What needs to be done
Scan the listing that follows and report how many lines contain "avatar". Write the number alone.
START Records for the exercise
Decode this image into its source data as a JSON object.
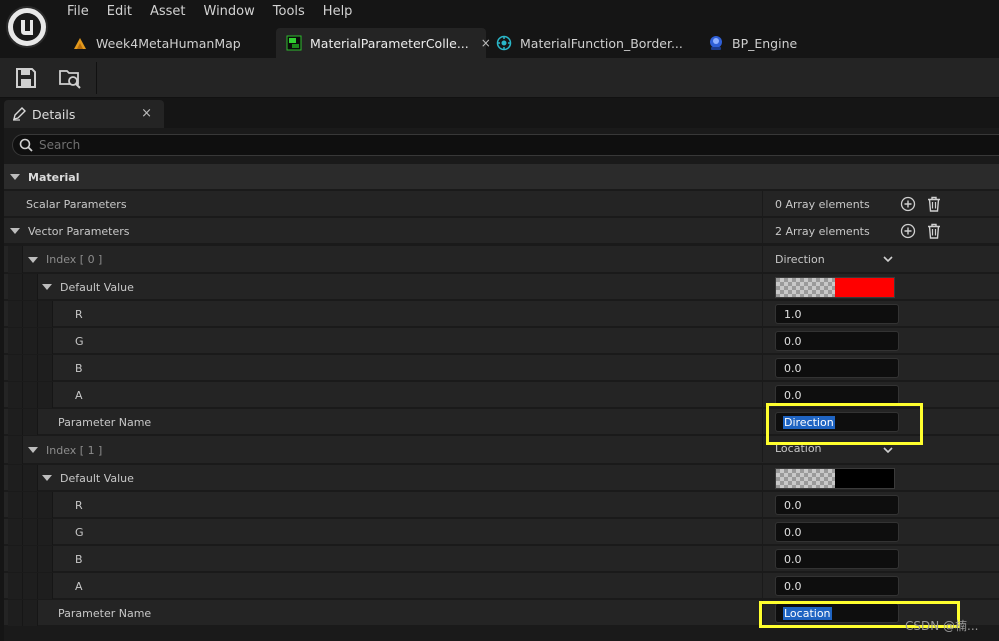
{
  "menu": [
    "File",
    "Edit",
    "Asset",
    "Window",
    "Tools",
    "Help"
  ],
  "tabs": [
    {
      "label": "Week4MetaHumanMap",
      "icon": "level-icon"
    },
    {
      "label": "MaterialParameterColle...",
      "icon": "material-parameter-collection-icon",
      "active": true,
      "close": "×"
    },
    {
      "label": "MaterialFunction_Border...",
      "icon": "material-function-icon"
    },
    {
      "label": "BP_Engine",
      "icon": "blueprint-icon"
    }
  ],
  "details": {
    "tab_label": "Details",
    "close": "×",
    "search_placeholder": "Search"
  },
  "rows": {
    "material": "Material",
    "scalar_parameters": "Scalar Parameters",
    "scalar_value": "0 Array elements",
    "vector_parameters": "Vector Parameters",
    "vector_value": "2 Array elements",
    "index0": {
      "label": "Index [ 0 ]",
      "value": "Direction",
      "default_value": "Default Value",
      "r_label": "R",
      "r": "1.0",
      "g_label": "G",
      "g": "0.0",
      "b_label": "B",
      "b": "0.0",
      "a_label": "A",
      "a": "0.0",
      "param_name_label": "Parameter Name",
      "param_name": "Direction",
      "swatch_color": "#ff0000"
    },
    "index1": {
      "label": "Index [ 1 ]",
      "value": "Location",
      "default_value": "Default Value",
      "r_label": "R",
      "r": "0.0",
      "g_label": "G",
      "g": "0.0",
      "b_label": "B",
      "b": "0.0",
      "a_label": "A",
      "a": "0.0",
      "param_name_label": "Parameter Name",
      "param_name": "Location",
      "swatch_color": "#000000"
    }
  },
  "watermark": "CSDN @楠..."
}
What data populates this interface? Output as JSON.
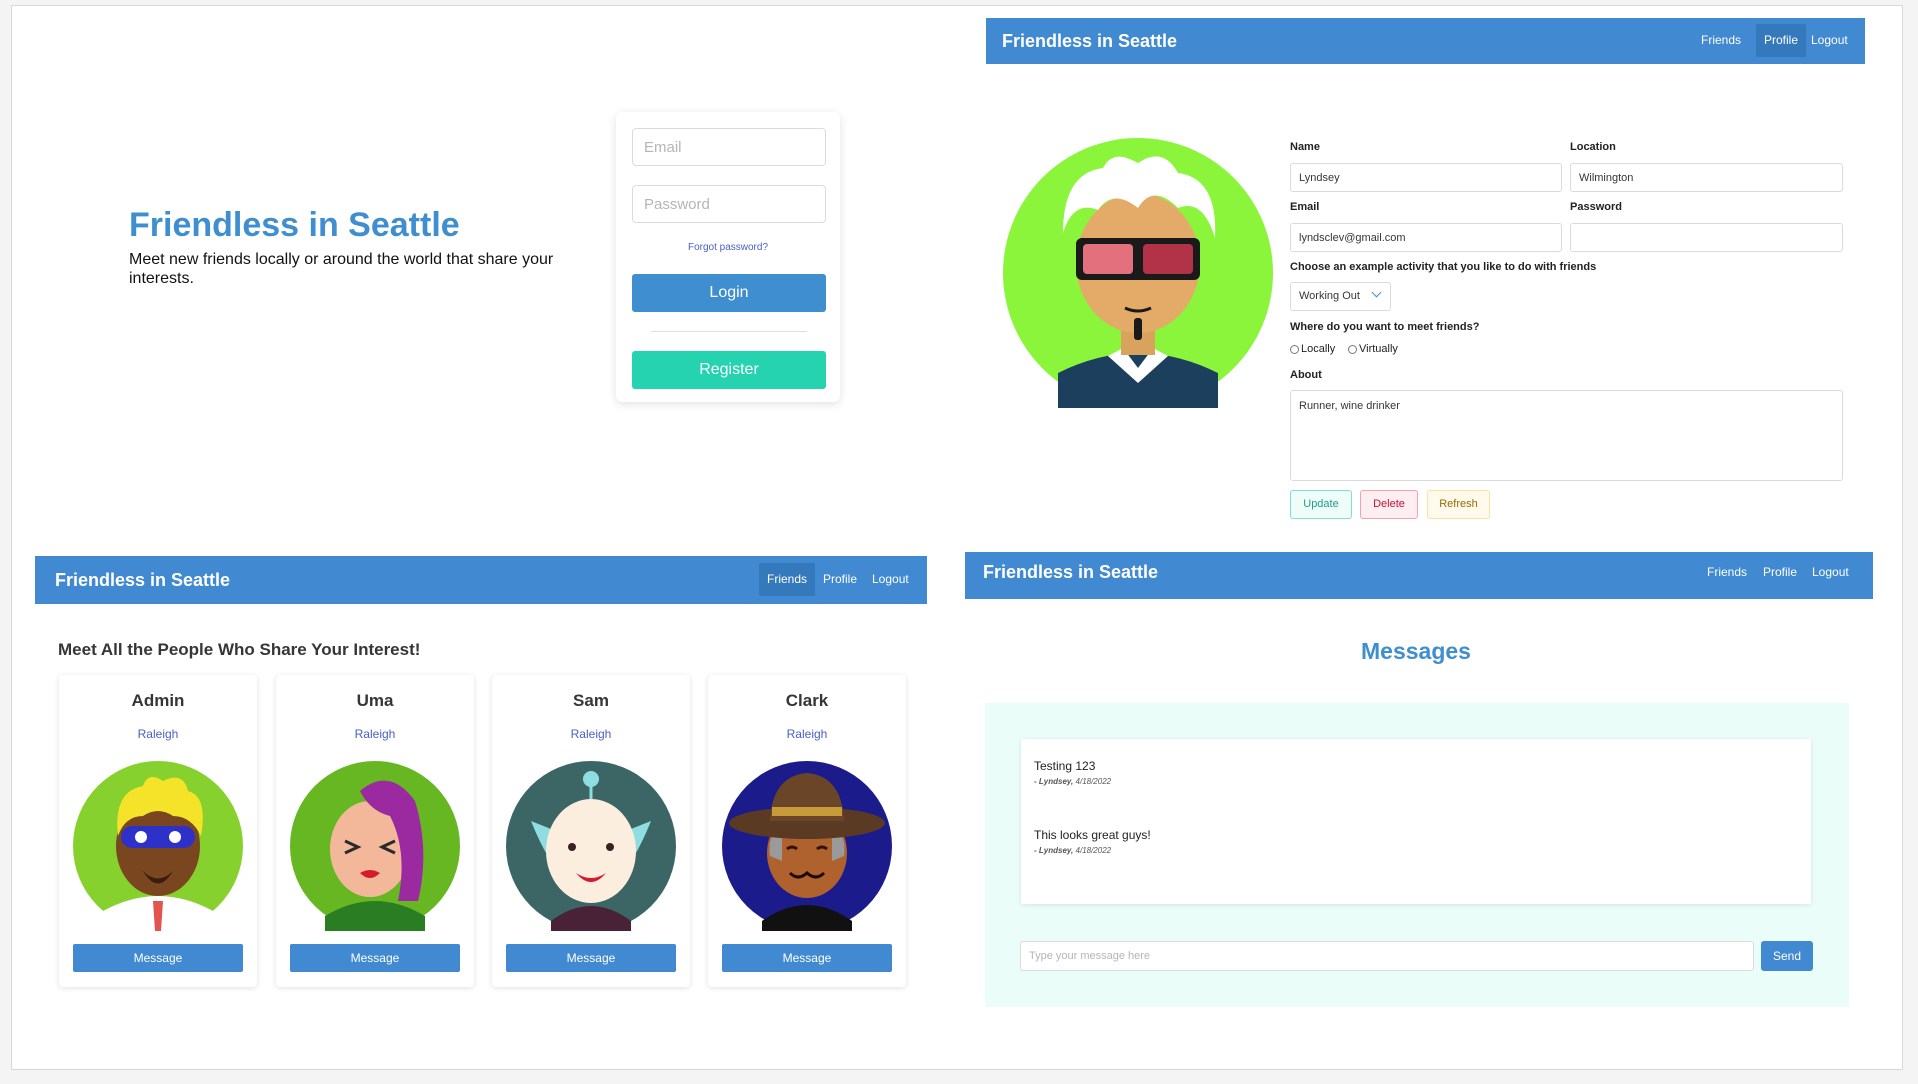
{
  "login": {
    "title": "Friendless in Seattle",
    "subtitle": "Meet new friends locally or around the world that share your interests.",
    "email_placeholder": "Email",
    "password_placeholder": "Password",
    "forgot_label": "Forgot password?",
    "login_label": "Login",
    "register_label": "Register"
  },
  "profile_nav": {
    "brand": "Friendless in Seattle",
    "items": [
      "Friends",
      "Profile",
      "Logout"
    ],
    "active": "Profile"
  },
  "profile": {
    "name_label": "Name",
    "name_value": "Lyndsey",
    "location_label": "Location",
    "location_value": "Wilmington",
    "email_label": "Email",
    "email_value": "lyndsclev@gmail.com",
    "password_label": "Password",
    "password_value": "",
    "activity_label": "Choose an example activity that you like to do with friends",
    "activity_value": "Working Out",
    "meet_label": "Where do you want to meet friends?",
    "meet_options": [
      "Locally",
      "Virtually"
    ],
    "about_label": "About",
    "about_value": "Runner, wine drinker",
    "update_label": "Update",
    "delete_label": "Delete",
    "refresh_label": "Refresh"
  },
  "friends_nav": {
    "brand": "Friendless in Seattle",
    "items": [
      "Friends",
      "Profile",
      "Logout"
    ],
    "active": "Friends"
  },
  "friends": {
    "heading": "Meet All the People Who Share Your Interest!",
    "message_label": "Message",
    "people": [
      {
        "name": "Admin",
        "city": "Raleigh"
      },
      {
        "name": "Uma",
        "city": "Raleigh"
      },
      {
        "name": "Sam",
        "city": "Raleigh"
      },
      {
        "name": "Clark",
        "city": "Raleigh"
      }
    ]
  },
  "messages_nav": {
    "brand": "Friendless in Seattle",
    "items": [
      "Friends",
      "Profile",
      "Logout"
    ],
    "active": ""
  },
  "messages": {
    "heading": "Messages",
    "list": [
      {
        "text": "Testing 123",
        "author": "- Lyndsey,",
        "date": "4/18/2022"
      },
      {
        "text": "This looks great guys!",
        "author": "- Lyndsey,",
        "date": "4/18/2022"
      }
    ],
    "input_placeholder": "Type your message here",
    "send_label": "Send"
  },
  "colors": {
    "primary": "#4189d0",
    "title_blue": "#3e8ed0",
    "register_teal": "#26d3b1",
    "messages_bg": "#eafdf9"
  },
  "icons": [
    "profile-avatar-icon",
    "admin-avatar-icon",
    "uma-avatar-icon",
    "sam-avatar-icon",
    "clark-avatar-icon"
  ]
}
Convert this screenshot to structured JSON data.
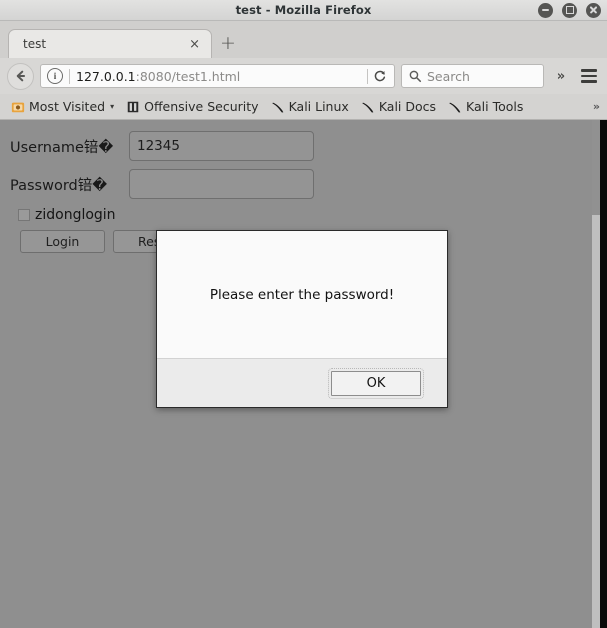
{
  "window": {
    "title": "test - Mozilla Firefox",
    "controls": [
      {
        "name": "minimize",
        "glyph": "minimize-icon"
      },
      {
        "name": "maximize",
        "glyph": "maximize-icon"
      },
      {
        "name": "close",
        "glyph": "close-icon"
      }
    ]
  },
  "tabs": {
    "items": [
      {
        "label": "test",
        "close_label": "×"
      }
    ],
    "new_tab_label": "+"
  },
  "toolbar": {
    "back_icon": "back-arrow-icon",
    "identity_icon": "info-icon",
    "identity_glyph": "i",
    "url_host": "127.0.0.1",
    "url_rest": ":8080/test1.html",
    "reload_icon": "reload-icon",
    "search_icon": "search-icon",
    "search_placeholder": "Search",
    "overflow_label": "»",
    "menu_icon": "hamburger-menu-icon"
  },
  "bookmarks": {
    "items": [
      {
        "label": "Most Visited",
        "icon": "most-visited-icon",
        "caret": "▾"
      },
      {
        "label": "Offensive Security",
        "icon": "offensive-security-icon",
        "caret": ""
      },
      {
        "label": "Kali Linux",
        "icon": "kali-dragon-icon",
        "caret": ""
      },
      {
        "label": "Kali Docs",
        "icon": "kali-dragon-icon",
        "caret": ""
      },
      {
        "label": "Kali Tools",
        "icon": "kali-dragon-icon",
        "caret": ""
      }
    ],
    "overflow_label": "»"
  },
  "page": {
    "fields": [
      {
        "label": "Username锫�",
        "value": "12345",
        "placeholder": ""
      },
      {
        "label": "Password锫�",
        "value": "",
        "placeholder": ""
      }
    ],
    "checkbox": {
      "label": "zidonglogin",
      "checked": false
    },
    "buttons": [
      {
        "label": "Login"
      },
      {
        "label": "Reset"
      }
    ]
  },
  "dialog": {
    "message": "Please enter the password!",
    "ok_label": "OK"
  },
  "colors": {
    "page_background": "#8f8f8f",
    "chrome_background": "#d4d3d1",
    "dialog_background": "#fafafa",
    "bookmark_accent": "#e8a33d"
  }
}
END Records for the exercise
Response for this exercise
5